SAN FRANCISCO (Reuters) - A judge blocked one of California's signature attempts to lower greenhouse gas emissions, a victory for out-of-state ethanol producers and refiners that has California's air quality board vowing to appeal.
U.S. District Judge Lawrence O'Neill in Fresno on Thursday issued a preliminary injunction against a regulation adopted by the California Air Resources Board in 2010.
The rules are aimed at rewarding biofuel fuel producers that consume less energy in their businesses, including transportation to customers.
Out-of-state producers having to ship their fuels over long distances would be at a disadvantage to California refiners.
The regulation unconstitutionally discriminates against out-of-state producers, O'Neill found.
Sue Reid, vice president at the Conservation Law Foundation, said O'Neill's injunction is "surprising" in terms of its scope.
"If this decision stands it would have an enormous chilling effect on states' ability to address climate change," said Reid, whose group intervened in the case to help defend the regulation. California is the only state that has implemented such an approach, she said.
Dave Clegern, a spokesman for the board, said it plans to ask O'Neill next week to put his ruling on hold, pending an appeal to the 9th U.S. Circuit Court of Appeals.
Shares of Pacific Ethanol Inc, which produces and markets renewable fuels on the West Coast, fell 7 percent on Friday following the judge's ruling.
The regulation was intended to force producers and refiners by 2020 to reduce their fuel's carbon footprint by 10 percent as part of a state effort to reduce greenhouse gas emissions to 1990 levels.
It was adopted in the wake of a related 2007 executive order by Arnold Schwarzenegger, then the state's governor.
While Congress has constitutional power to regulate interstate commerce, state interference with such commerce is also limited under so-called dormant Commerce Clause interpretations of the U.S. Constitution.
O'Neill, who was nominated by President George W. Bush, said California violated this doctrine. The regulation "discriminates against out-of-state corn-derived ethanol while favoring in-state corn ethanol and impermissibly regulates extraterritorial conduct.
"California impermissibly treads into the province and powers of our federal government, reaches beyond its boundaries to regulate activity wholly outside of its borders, and offends the dormant Commerce Clause," he continued.
Industry participants applauded the decision, including Bob Dinneen, chief executive of the Renewable Fuels Association, and Tom Buis, chief executive of trade group Growth Energy.

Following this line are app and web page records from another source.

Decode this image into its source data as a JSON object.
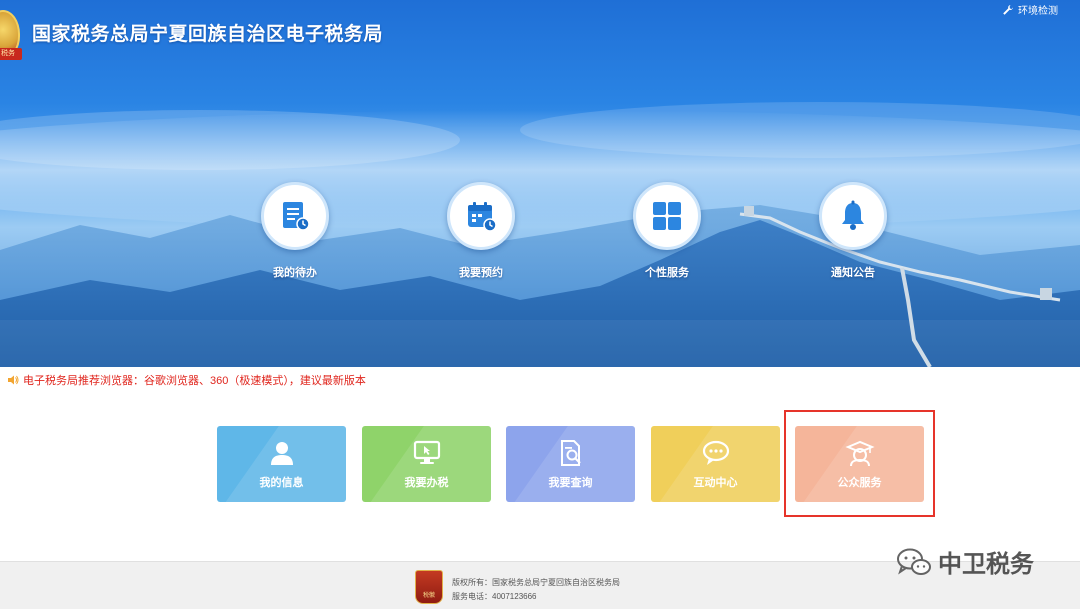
{
  "header": {
    "site_title": "国家税务总局宁夏回族自治区电子税务局",
    "env_check_label": "环境检测",
    "logo_text": "税务"
  },
  "quick_nav": [
    {
      "label": "我的待办",
      "icon": "todo-list-icon"
    },
    {
      "label": "我要预约",
      "icon": "calendar-icon"
    },
    {
      "label": "个性服务",
      "icon": "grid-icon"
    },
    {
      "label": "通知公告",
      "icon": "bell-icon"
    }
  ],
  "notice": {
    "text": "电子税务局推荐浏览器：谷歌浏览器、360（极速模式），建议最新版本",
    "color": "#e0261e"
  },
  "tiles": [
    {
      "label": "我的信息",
      "icon": "user-icon",
      "color": "#5fb7e8"
    },
    {
      "label": "我要办税",
      "icon": "monitor-icon",
      "color": "#8fd36a"
    },
    {
      "label": "我要查询",
      "icon": "document-search-icon",
      "color": "#8da4ec"
    },
    {
      "label": "互动中心",
      "icon": "chat-bubble-icon",
      "color": "#f0cf5a"
    },
    {
      "label": "公众服务",
      "icon": "graduate-icon",
      "color": "#f5b59a"
    }
  ],
  "highlight_color": "#e6342a",
  "footer": {
    "badge_text": "税徽",
    "copyright": "版权所有：国家税务总局宁夏回族自治区税务局",
    "phone": "服务电话：4007123666"
  },
  "watermark": {
    "text": "中卫税务",
    "icon": "wechat-icon"
  }
}
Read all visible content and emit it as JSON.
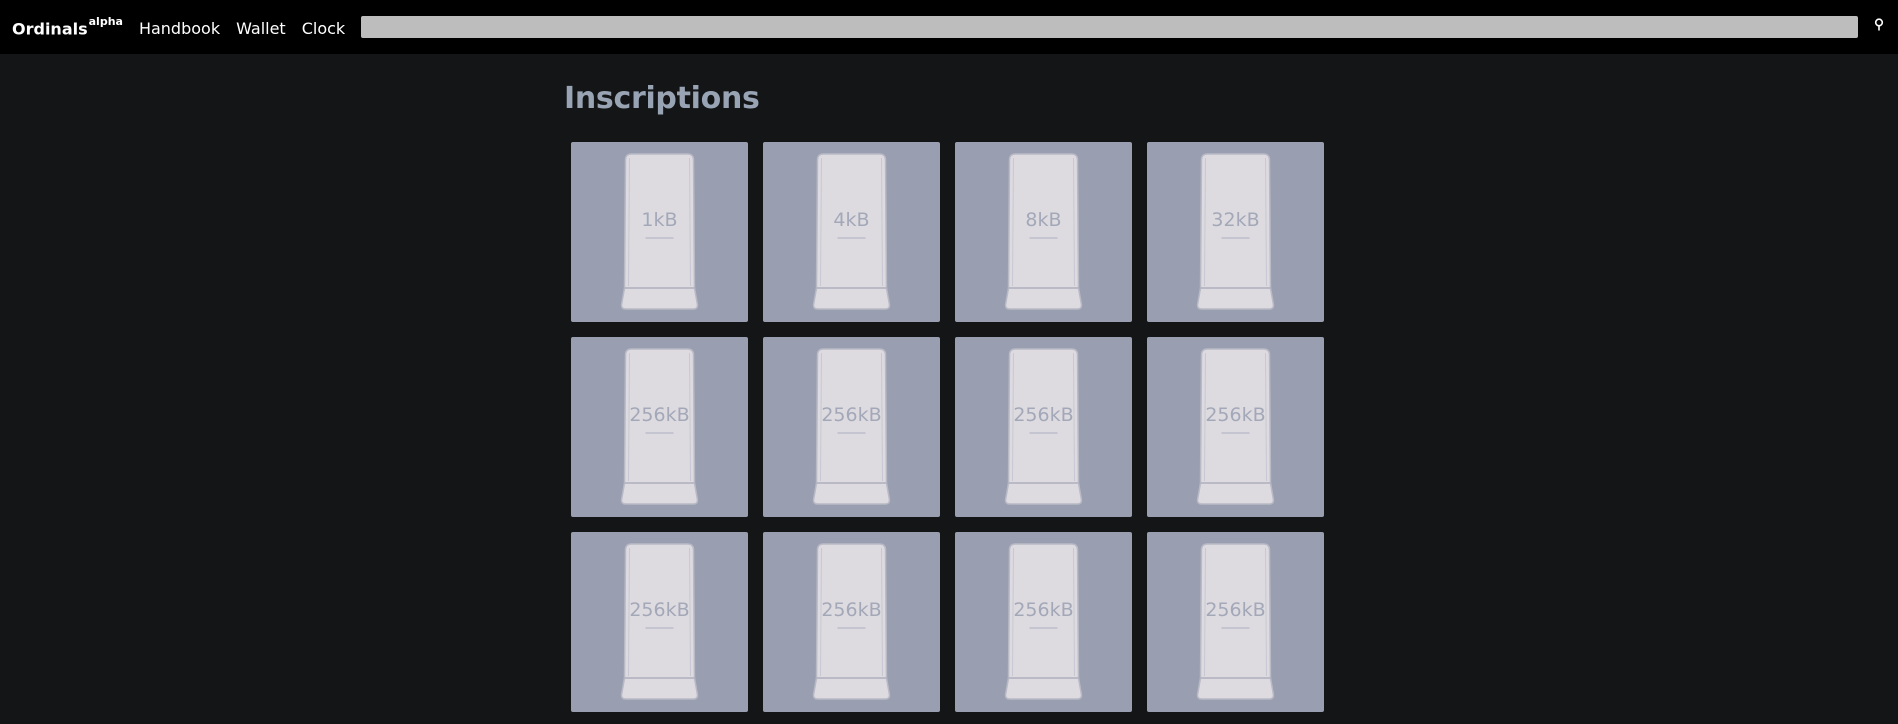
{
  "nav": {
    "brand": "Ordinals",
    "brand_sup": "alpha",
    "links": [
      "Handbook",
      "Wallet",
      "Clock"
    ],
    "search_placeholder": "",
    "search_icon": "search-icon"
  },
  "page": {
    "title": "Inscriptions"
  },
  "colors": {
    "background": "#131516",
    "navbar": "#000000",
    "card": "#999eb0",
    "bar": "#dddbe0",
    "label": "#a3a8b8",
    "title": "#98a3b3"
  },
  "inscriptions": [
    {
      "size": "1kB"
    },
    {
      "size": "4kB"
    },
    {
      "size": "8kB"
    },
    {
      "size": "32kB"
    },
    {
      "size": "256kB"
    },
    {
      "size": "256kB"
    },
    {
      "size": "256kB"
    },
    {
      "size": "256kB"
    },
    {
      "size": "256kB"
    },
    {
      "size": "256kB"
    },
    {
      "size": "256kB"
    },
    {
      "size": "256kB"
    }
  ]
}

Those entities are plaintiffs in the case.
"With this ruling, it is our hope that the California regulators will come back to the table to work on a thoughtful, fair, and ultimately achievable strategy for improving our environment by incenting the growth and evolution of American renewable fuels," Dinneen and Buis said in a joint statement.
Environmentalists, meanwhile, are hoping for a better result on appeal.
"We're optimistic the 9th Circuit will take a hard look at this decision and come to a different conclusion," Reid said.
The case is Rocky Mountain Farmers Union et al v. Goldstene et al, U.S. District Court, Eastern District of California, No. 09-02234.
Reporting by Dan Levine and Noel Randewich in San Francisco, Jonathan Stempel in New York; editing by Jim Marshall, Richard Chang, Gary Hill